CDL6301 – Cardiovascular Pharmacology: personalising medicine

IPP only.

Module Co-ordinator: Professor Sheila Francis

Aims

This unit aims to extend student’s knowledge and understanding of cardiovascular pharmacology as applied to ‘real-world’ (individual and patient/lifestyle based) clinical contexts. Particular emphasis will be placed upon network medicine, genomic strategies and personalising treatments for patients with heart disease.

Content

This module aims to describe all aspects of modern cardiovascular pharmacology to enable the student to understand how and why medical treatments for cardiovascular disease are becoming increasingly personalised. Drugs that influence the function of the heart, blood vessels and blood cells in cardiovascular disease states and their interactions in humans will be discussed. New approaches to the multimodal treatment of heart disease will be explained.

Objectives

By the end of the unit the student will be able to:

  1. describe and assess the molecular and cellular actions of drugs that affect the cardiovascular system
  2. classify the major cardiovascular drugs in current use by their actions at a cellular and molecular level
  3. evaluate the pharmacological basis for the treatment of major cardiovascular diseases and appreciate the common side effects that these drugs can produce
  4. show understanding of the importance of personalised medicine strategies for cardiovascular disease and how these are derived
  5. have knowledge of new and emerging pharmacological treatments for cardiovascular disease.

Teaching Methods

Teaching will be by conventional lectures with topics supported by directed reading. Each set of topic area lectures (heart, vessels, blood cells) will contain at least one example of a personalised treatment approach to heart disease and detail an emerging pharmacological treatment for that specific area. Each topic area covered will contain an explained example of cutting edge research that is leading to new pharmacological treatment. Lecturers may also set directed reading or a themed ‘real world’ clinical scenario to aid the learning outcomes. Lecturers may also direct students to useful databases or clinical trial literature.

Assessment

Coursework (essay) 60%,
Examination 40%
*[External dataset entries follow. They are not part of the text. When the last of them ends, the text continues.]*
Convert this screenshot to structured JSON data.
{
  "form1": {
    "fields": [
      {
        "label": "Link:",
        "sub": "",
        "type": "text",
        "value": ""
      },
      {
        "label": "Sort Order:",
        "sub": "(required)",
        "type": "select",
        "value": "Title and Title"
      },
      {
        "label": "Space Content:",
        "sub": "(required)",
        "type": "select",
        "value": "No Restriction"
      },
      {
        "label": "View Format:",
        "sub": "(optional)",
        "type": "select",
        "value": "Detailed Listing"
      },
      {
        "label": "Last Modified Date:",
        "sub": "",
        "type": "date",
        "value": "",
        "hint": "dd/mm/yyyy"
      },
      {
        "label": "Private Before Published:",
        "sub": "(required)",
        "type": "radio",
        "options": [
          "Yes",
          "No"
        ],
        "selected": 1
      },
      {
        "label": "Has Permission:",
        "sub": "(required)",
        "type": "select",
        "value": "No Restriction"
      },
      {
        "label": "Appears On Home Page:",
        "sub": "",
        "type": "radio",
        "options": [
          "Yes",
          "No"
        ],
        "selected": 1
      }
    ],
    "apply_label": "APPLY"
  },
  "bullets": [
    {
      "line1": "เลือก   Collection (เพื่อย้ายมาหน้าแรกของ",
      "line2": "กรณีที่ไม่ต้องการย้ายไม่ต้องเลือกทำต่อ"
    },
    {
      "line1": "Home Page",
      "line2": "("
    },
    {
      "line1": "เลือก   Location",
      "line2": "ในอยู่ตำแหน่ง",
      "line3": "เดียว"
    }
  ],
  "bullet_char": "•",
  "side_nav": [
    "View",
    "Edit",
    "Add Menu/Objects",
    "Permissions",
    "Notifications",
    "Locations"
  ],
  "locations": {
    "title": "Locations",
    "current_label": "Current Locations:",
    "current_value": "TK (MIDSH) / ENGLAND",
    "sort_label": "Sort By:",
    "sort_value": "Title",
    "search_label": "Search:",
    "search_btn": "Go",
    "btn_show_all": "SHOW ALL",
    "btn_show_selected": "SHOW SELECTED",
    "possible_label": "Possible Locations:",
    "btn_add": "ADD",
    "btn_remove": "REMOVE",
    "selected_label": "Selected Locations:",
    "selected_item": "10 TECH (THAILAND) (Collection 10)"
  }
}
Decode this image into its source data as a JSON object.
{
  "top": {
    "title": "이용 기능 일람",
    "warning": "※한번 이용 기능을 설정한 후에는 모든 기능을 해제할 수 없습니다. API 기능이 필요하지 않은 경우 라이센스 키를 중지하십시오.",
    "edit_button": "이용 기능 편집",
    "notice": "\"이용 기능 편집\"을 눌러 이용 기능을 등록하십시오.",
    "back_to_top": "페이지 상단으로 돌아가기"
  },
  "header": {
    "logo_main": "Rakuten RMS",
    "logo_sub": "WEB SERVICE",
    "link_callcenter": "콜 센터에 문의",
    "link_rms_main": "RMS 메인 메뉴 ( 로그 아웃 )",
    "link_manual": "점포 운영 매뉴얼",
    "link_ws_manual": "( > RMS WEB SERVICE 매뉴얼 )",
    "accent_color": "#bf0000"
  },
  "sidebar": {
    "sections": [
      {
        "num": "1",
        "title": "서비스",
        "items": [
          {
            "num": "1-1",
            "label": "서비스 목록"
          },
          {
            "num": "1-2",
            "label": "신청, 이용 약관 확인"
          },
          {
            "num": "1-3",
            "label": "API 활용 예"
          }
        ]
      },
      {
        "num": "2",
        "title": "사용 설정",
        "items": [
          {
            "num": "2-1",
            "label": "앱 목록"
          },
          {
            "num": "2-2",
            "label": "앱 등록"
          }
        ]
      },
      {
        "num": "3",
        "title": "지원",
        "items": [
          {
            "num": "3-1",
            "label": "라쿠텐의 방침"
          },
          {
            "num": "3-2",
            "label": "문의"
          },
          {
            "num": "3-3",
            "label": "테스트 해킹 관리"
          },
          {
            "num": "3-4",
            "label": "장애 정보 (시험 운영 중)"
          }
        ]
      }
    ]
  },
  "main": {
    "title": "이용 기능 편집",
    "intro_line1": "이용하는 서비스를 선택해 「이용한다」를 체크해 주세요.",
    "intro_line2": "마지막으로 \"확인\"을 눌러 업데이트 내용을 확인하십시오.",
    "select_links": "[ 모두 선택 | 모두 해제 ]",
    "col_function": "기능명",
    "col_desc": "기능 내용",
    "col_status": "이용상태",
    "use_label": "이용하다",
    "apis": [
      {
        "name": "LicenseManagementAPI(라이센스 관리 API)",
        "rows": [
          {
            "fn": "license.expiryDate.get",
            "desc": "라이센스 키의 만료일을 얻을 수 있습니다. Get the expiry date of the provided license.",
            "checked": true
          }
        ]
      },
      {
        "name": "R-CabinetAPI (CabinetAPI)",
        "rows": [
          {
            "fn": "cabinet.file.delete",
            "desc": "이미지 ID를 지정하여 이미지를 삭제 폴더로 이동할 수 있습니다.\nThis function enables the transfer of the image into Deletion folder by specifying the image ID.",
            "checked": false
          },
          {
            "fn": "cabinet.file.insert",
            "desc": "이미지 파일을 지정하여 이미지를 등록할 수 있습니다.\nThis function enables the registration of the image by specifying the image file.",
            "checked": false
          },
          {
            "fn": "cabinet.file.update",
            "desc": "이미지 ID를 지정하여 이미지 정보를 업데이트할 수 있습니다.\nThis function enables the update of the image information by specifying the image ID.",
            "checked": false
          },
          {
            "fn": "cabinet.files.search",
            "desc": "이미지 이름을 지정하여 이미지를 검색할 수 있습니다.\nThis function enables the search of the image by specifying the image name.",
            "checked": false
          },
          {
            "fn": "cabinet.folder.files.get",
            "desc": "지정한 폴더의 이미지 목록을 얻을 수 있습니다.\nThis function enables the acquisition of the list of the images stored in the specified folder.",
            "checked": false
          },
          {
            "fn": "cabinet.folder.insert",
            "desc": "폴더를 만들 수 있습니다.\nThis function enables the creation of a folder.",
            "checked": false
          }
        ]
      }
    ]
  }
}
The coursework will be an extended essay (from a choice of 3 titles) of 2000 words with a focus upon modern individualised pharmacological approaches in cardiovascular disease settings. This will test both specific knowledge imparted by the lectures and your ability to independently review the contemporary literature in the area. The final examination will be short answer questions (3 in total, all compulsory) allowing 40 minutes for each answer. This will test breadth of knowledge, factual recall of lecture material, extra reading and the your ability to apply knowledge to real world cardiology/haematology settings.